*** Input records ***
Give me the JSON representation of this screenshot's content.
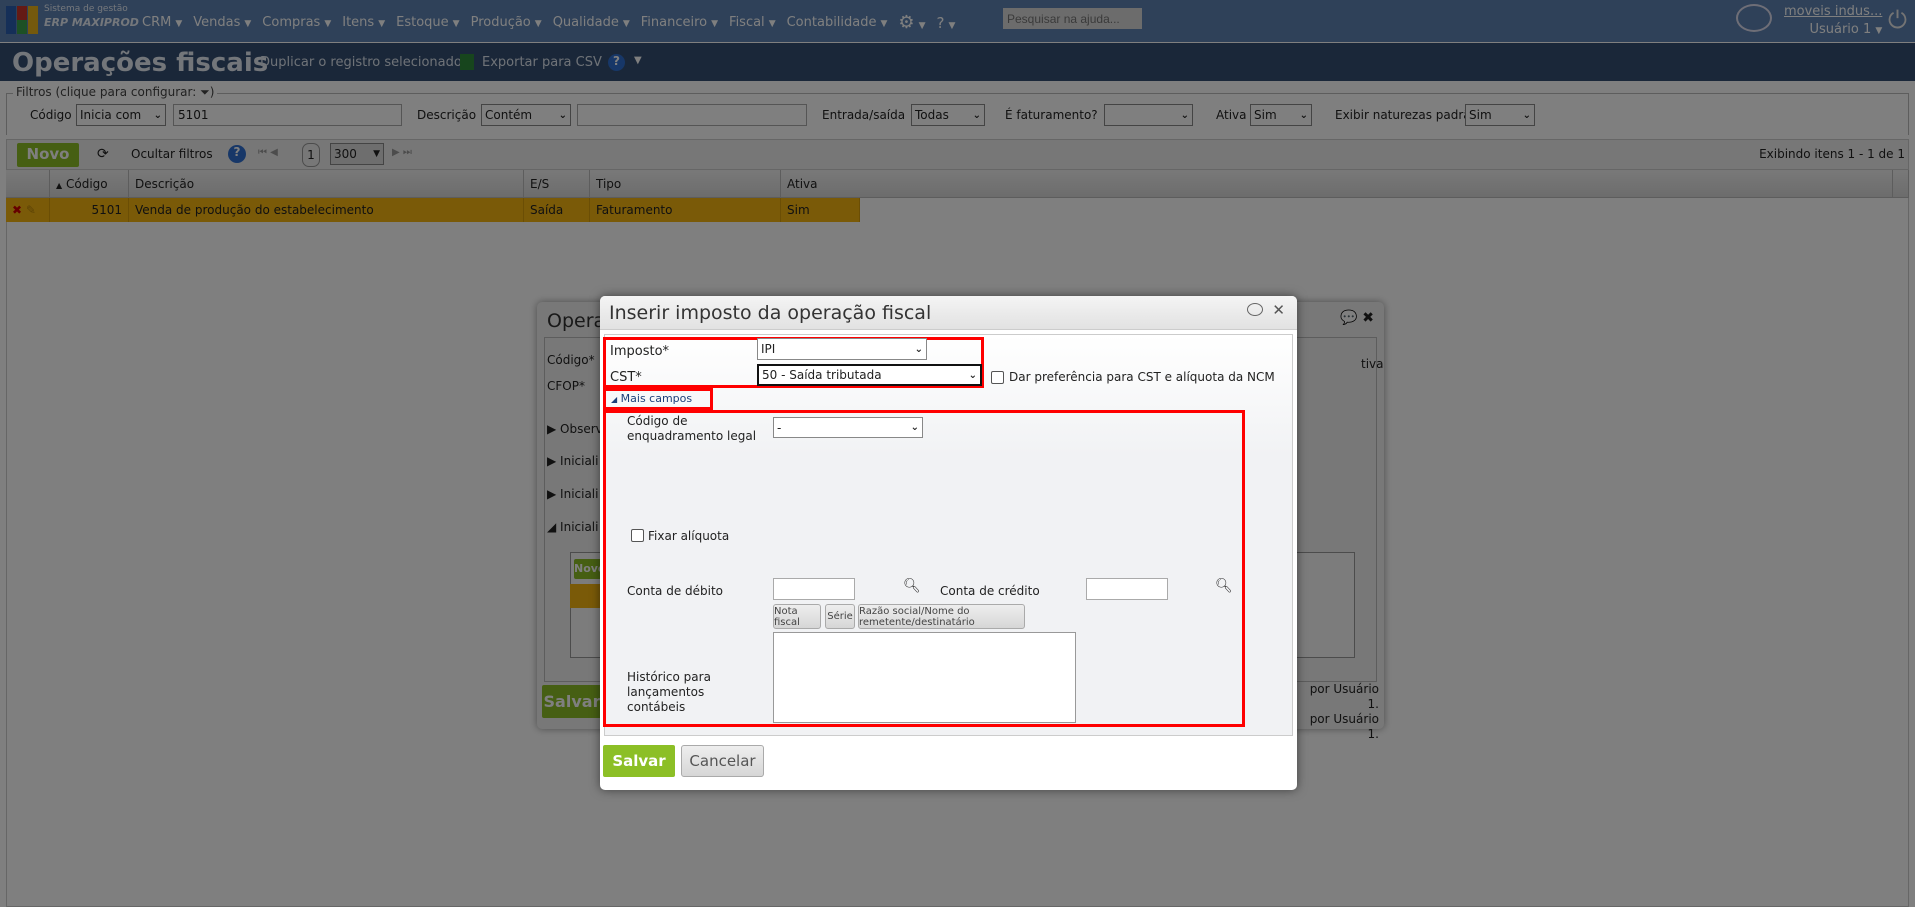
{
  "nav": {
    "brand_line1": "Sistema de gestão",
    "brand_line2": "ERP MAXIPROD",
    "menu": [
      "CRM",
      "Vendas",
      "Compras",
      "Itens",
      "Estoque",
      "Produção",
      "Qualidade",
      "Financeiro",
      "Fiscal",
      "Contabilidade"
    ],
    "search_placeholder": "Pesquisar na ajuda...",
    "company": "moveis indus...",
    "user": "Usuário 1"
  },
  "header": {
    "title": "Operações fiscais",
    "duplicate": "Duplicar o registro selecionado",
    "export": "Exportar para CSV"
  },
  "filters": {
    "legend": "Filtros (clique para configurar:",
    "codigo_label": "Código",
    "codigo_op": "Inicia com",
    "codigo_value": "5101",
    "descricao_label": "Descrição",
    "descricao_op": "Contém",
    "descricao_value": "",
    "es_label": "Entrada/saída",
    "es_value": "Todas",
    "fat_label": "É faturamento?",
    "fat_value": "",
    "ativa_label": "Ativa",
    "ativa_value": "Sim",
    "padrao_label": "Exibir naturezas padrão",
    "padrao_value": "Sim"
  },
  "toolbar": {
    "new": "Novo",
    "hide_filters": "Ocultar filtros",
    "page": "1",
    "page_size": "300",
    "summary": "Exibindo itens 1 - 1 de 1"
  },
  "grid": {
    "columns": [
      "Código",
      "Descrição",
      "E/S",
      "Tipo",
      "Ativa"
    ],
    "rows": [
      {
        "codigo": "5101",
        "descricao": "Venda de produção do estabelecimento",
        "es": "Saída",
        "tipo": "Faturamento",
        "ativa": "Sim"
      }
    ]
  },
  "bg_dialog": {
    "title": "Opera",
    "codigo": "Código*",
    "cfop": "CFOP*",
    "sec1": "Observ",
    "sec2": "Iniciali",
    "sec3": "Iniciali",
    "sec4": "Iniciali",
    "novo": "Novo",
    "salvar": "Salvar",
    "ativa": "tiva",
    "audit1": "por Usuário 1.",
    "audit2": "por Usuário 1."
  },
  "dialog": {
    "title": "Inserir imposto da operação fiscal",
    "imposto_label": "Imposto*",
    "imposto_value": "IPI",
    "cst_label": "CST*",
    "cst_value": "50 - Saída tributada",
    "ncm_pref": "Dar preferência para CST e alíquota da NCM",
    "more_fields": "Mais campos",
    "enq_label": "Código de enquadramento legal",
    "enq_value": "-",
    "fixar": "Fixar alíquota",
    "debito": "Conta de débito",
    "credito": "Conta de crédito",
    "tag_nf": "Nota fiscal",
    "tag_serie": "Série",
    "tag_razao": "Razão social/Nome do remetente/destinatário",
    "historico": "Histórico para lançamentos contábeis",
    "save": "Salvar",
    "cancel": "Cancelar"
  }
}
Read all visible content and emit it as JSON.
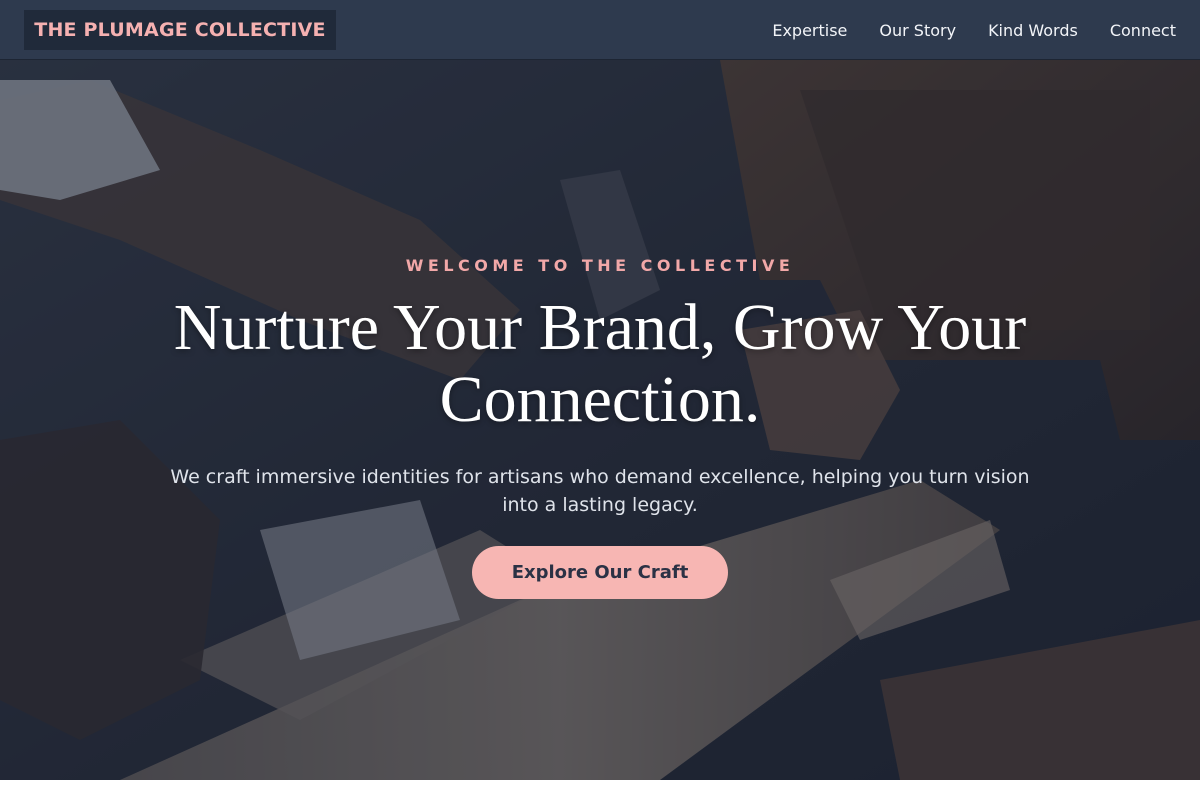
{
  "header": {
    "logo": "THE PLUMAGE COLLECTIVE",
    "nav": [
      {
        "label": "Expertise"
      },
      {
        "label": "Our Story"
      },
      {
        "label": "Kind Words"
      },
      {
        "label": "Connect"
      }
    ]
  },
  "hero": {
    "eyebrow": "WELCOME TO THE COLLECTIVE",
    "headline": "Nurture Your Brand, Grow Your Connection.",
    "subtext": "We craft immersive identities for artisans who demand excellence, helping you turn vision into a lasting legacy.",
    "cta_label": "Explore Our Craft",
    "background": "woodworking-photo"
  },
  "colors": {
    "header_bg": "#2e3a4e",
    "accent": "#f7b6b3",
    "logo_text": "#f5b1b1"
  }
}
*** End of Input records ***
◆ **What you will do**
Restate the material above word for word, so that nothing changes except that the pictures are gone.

◆ **Response for this exercise**
Give me the JSON representation of this screenshot's content.
{
  "nav": {
    "brand_line1": "Sistema de gestão",
    "brand_line2": "ERP MAXIPROD",
    "menu": [
      "CRM",
      "Vendas",
      "Compras",
      "Itens",
      "Estoque",
      "Produção",
      "Qualidade",
      "Financeiro",
      "Fiscal",
      "Contabilidade"
    ],
    "search_placeholder": "Pesquisar na ajuda...",
    "company": "moveis indus...",
    "user": "Usuário 1"
  },
  "header": {
    "title": "Operações fiscais",
    "duplicate": "Duplicar o registro selecionado",
    "export": "Exportar para CSV"
  },
  "filters": {
    "legend": "Filtros (clique para configurar:",
    "codigo_label": "Código",
    "codigo_op": "Inicia com",
    "codigo_value": "5101",
    "descricao_label": "Descrição",
    "descricao_op": "Contém",
    "descricao_value": "",
    "es_label": "Entrada/saída",
    "es_value": "Todas",
    "fat_label": "É faturamento?",
    "fat_value": "",
    "ativa_label": "Ativa",
    "ativa_value": "Sim",
    "padrao_label": "Exibir naturezas padrão",
    "padrao_value": "Sim"
  },
  "toolbar": {
    "new": "Novo",
    "hide_filters": "Ocultar filtros",
    "page": "1",
    "page_size": "300",
    "summary": "Exibindo itens 1 - 1 de 1"
  },
  "grid": {
    "columns": [
      "Código",
      "Descrição",
      "E/S",
      "Tipo",
      "Ativa"
    ],
    "rows": [
      {
        "codigo": "5101",
        "descricao": "Venda de produção do estabelecimento",
        "es": "Saída",
        "tipo": "Faturamento",
        "ativa": "Sim"
      }
    ]
  },
  "bg_dialog": {
    "title": "Opera",
    "codigo": "Código*",
    "cfop": "CFOP*",
    "sec1": "Observ",
    "sec2": "Iniciali",
    "sec3": "Iniciali",
    "sec4": "Iniciali",
    "novo": "Novo",
    "salvar": "Salvar",
    "ativa": "tiva",
    "audit1": "por Usuário 1.",
    "audit2": "por Usuário 1."
  },
  "dialog": {
    "title": "Inserir imposto da operação fiscal",
    "imposto_label": "Imposto*",
    "imposto_value": "IPI",
    "cst_label": "CST*",
    "cst_value": "50 - Saída tributada",
    "ncm_pref": "Dar preferência para CST e alíquota da NCM",
    "more_fields": "Mais campos",
    "enq_label": "Código de enquadramento legal",
    "enq_value": "-",
    "fixar": "Fixar alíquota",
    "debito": "Conta de débito",
    "credito": "Conta de crédito",
    "tag_nf": "Nota fiscal",
    "tag_serie": "Série",
    "tag_razao": "Razão social/Nome do remetente/destinatário",
    "historico": "Histórico para lançamentos contábeis",
    "save": "Salvar",
    "cancel": "Cancelar"
  }
}
Read all visible content and emit it as JSON.
{
  "header": {
    "logo": "THE PLUMAGE COLLECTIVE",
    "nav": [
      {
        "label": "Expertise"
      },
      {
        "label": "Our Story"
      },
      {
        "label": "Kind Words"
      },
      {
        "label": "Connect"
      }
    ]
  },
  "hero": {
    "eyebrow": "WELCOME TO THE COLLECTIVE",
    "headline": "Nurture Your Brand, Grow Your Connection.",
    "subtext": "We craft immersive identities for artisans who demand excellence, helping you turn vision into a lasting legacy.",
    "cta_label": "Explore Our Craft",
    "background": "woodworking-photo"
  },
  "colors": {
    "header_bg": "#2e3a4e",
    "accent": "#f7b6b3",
    "logo_text": "#f5b1b1"
  }
}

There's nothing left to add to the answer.